The spectre of the European Court of Justice (ECJ) assuming new powers over Britain's legal systems formed the centrepiece of lord chancellor Michael Gove's first speech as a leader of the Leave campaign in the EU referendum.
Gove (pictured) told a Vote Leave event in London today that the court 'does not see itself bound by anything other than a drive to deepen integration' and that it has 'consistently ignored and overruled any body which stands in its way'.
A vote to remain in the EU on 23 June would allow the EU to press ahead with plans for what he called the 'next great transfer of powers from EU members to EU institutions' as set out in the EU's Five Presidents report last year. This would include powers over 'the heart of our legal system so we are less able to safeguard the integrity of the contract and property law which is crucial to attracting global investors'.
The ECJ already has the perfect legal excuse to grab more power through the Charter of Fundamental Rights, Gove said, despite the UK's promised opt-out.
'The ECJ has now informed us that our opt-out was worthless and has started making judgments applying the charter to UK law,' he said.
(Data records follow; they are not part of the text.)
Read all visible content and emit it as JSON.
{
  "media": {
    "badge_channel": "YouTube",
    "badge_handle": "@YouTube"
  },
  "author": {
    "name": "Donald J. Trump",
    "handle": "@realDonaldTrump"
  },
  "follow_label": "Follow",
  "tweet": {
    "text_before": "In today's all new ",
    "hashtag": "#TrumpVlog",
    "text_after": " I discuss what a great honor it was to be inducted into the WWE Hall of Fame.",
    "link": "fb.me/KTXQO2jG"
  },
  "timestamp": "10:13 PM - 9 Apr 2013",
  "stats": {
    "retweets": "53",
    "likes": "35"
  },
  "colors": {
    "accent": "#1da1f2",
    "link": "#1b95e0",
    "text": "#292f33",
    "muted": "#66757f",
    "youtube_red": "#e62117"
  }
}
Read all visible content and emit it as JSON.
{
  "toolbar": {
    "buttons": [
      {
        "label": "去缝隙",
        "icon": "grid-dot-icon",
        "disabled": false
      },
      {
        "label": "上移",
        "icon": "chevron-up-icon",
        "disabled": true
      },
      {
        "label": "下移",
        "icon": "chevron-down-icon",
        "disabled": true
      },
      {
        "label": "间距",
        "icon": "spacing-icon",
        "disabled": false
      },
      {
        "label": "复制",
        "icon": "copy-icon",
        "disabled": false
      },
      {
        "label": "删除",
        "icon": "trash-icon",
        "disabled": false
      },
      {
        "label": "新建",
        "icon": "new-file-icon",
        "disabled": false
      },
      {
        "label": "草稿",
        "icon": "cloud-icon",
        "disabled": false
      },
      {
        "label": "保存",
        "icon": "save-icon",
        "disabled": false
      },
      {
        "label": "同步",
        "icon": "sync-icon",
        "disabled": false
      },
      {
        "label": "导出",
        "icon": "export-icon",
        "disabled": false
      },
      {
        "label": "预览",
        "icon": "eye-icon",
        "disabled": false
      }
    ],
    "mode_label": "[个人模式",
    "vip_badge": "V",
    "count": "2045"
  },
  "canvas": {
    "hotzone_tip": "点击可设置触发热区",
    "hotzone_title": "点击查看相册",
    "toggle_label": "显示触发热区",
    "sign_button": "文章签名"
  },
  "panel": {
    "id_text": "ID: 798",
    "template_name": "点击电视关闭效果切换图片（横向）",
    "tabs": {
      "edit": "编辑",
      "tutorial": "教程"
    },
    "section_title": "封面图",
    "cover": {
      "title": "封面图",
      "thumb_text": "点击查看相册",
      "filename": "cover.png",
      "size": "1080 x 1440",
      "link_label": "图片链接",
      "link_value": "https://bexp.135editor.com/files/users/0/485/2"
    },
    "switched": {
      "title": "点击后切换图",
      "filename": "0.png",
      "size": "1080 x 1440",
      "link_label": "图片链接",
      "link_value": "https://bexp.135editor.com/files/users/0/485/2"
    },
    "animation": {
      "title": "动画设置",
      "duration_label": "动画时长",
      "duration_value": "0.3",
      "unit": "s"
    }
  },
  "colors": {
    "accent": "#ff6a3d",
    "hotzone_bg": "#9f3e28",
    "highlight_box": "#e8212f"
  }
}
These include determining how intelligence agencies may monitor suspected terrorists.
Gove quoted former attorney general Dominic Grieve, a supporter of the 'In' campaign, as saying last year that 'the European Court of Justice in Luxembourg has predatory qualities to it that could be very inimical to some of our national practices'.
On the key referendum issue of immigration, Gove said that a post-Brexit government could replace Europe's 'open-door' migration policy with a point-based policy on Australian lines.
'We could emulate that country’s admirable record of taking in genuine refugees, giving a welcome to hard-working new citizens and building a successful multi-racial society without giving into people-smugglers, illegal migration or subversion of our borders.'
Meanwhile the Treasury yesterday said that the professional services would be among those hit if the UK voted to leave the EU. Its long-term economic analysis document, published by chancellor George Osborne, states that Brexit would reduce access to the European single market, making trade in this sector more difficult.
Conversely in the event of a remain vote: 'There would be substantial gains from further integration of services markets, and professional services in particular. As a first stage, a more ambitious implementation of the Services Directive would remove a significant number of barriers to trade in the sector.'